Education programs - pay attention

The most important thing teacher do is not teach, but determine how much learning is occurring - not changing what is working, fixing what needs to improve. This needs to happen with students in individual classrooms, across all subjects by grade level, across all grades by subject and across school, to determine what vital information students are not learning as well as they should, including things that aren't being taught, but should. For example, every student should be learning how to manage a bully, how to resist peer pressure, how to learn independently and basic life skills such as being a parent or getting along with coworkers and a boss. And of course, standardized tests are no way to observe whether students can apply knowledge in a real life situation.

Every teacher needs to have skills at assessment and as someone who did it for a career, I can tell you that most people never had any meaning education on the subject. Also at a school, a lot of assessment should be done by a team - as it is in healthcare, with all the information assembled in one place and all the professionals who connect with a student, grade level or subject talking about it.

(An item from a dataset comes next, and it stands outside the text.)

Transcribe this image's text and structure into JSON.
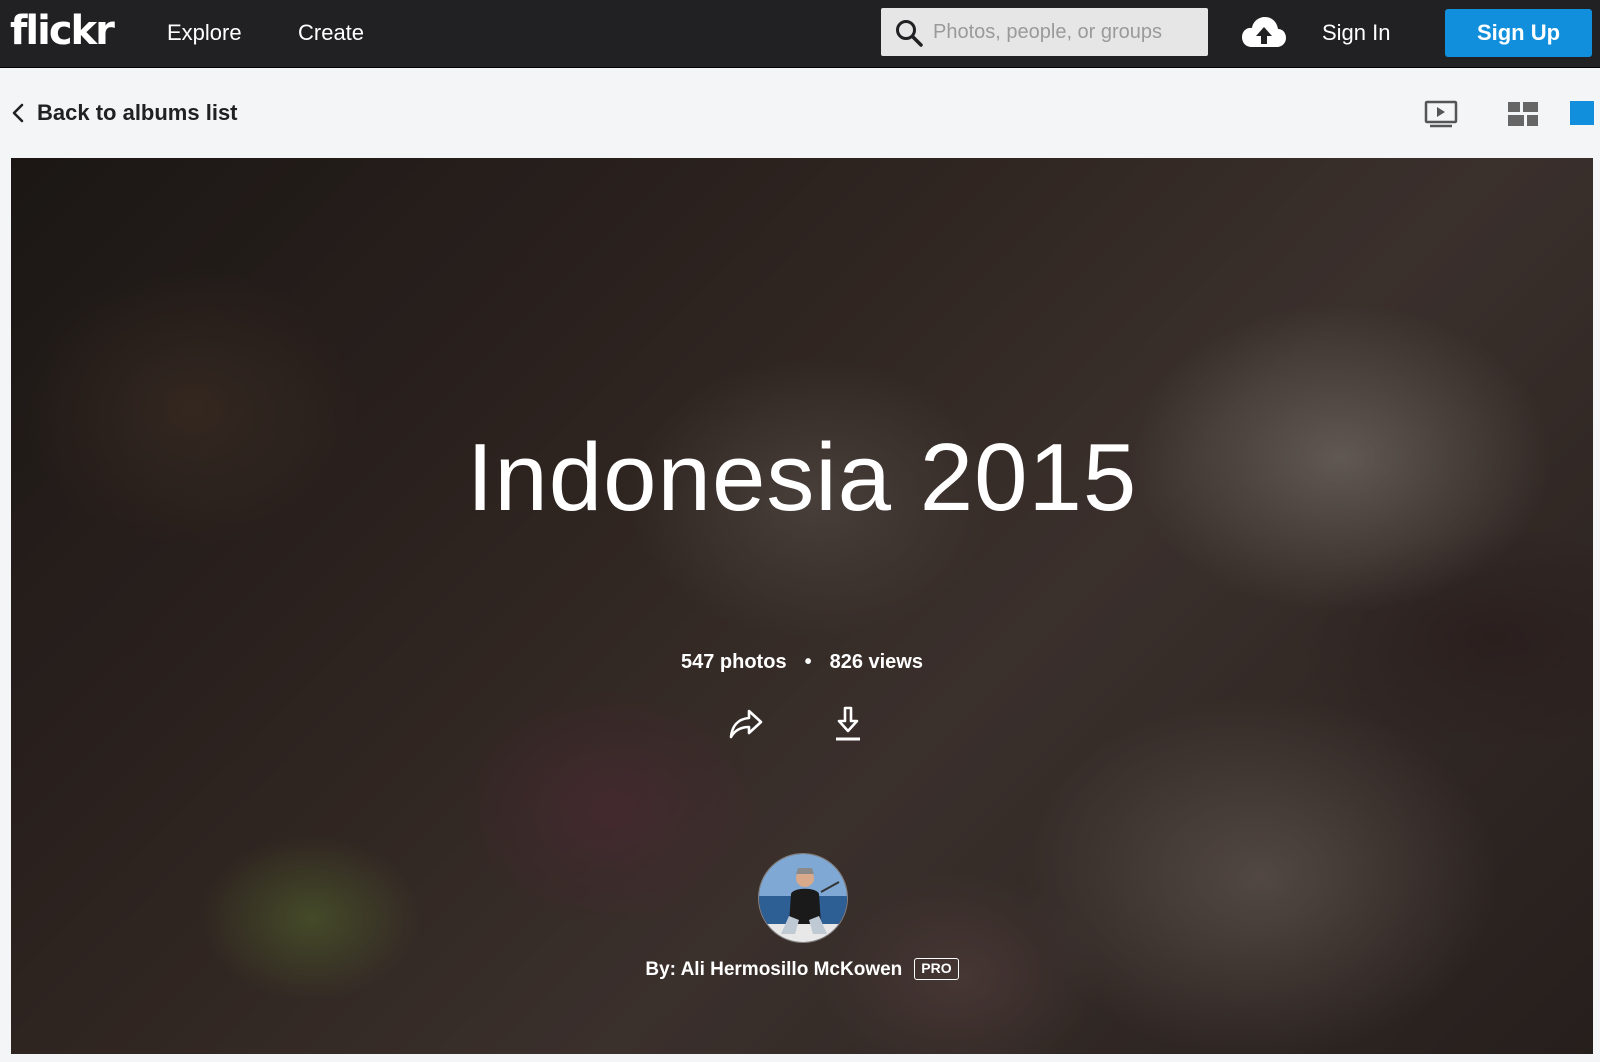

The rigor involved is a time commitment not made, with no formal processes in place to make it possible. Of course, we can continue to teach and not really have a good grasp if students are learning the right things at the right pace and graduate with what they need to function. It is incumbent on those who teach how to teach to change their approach.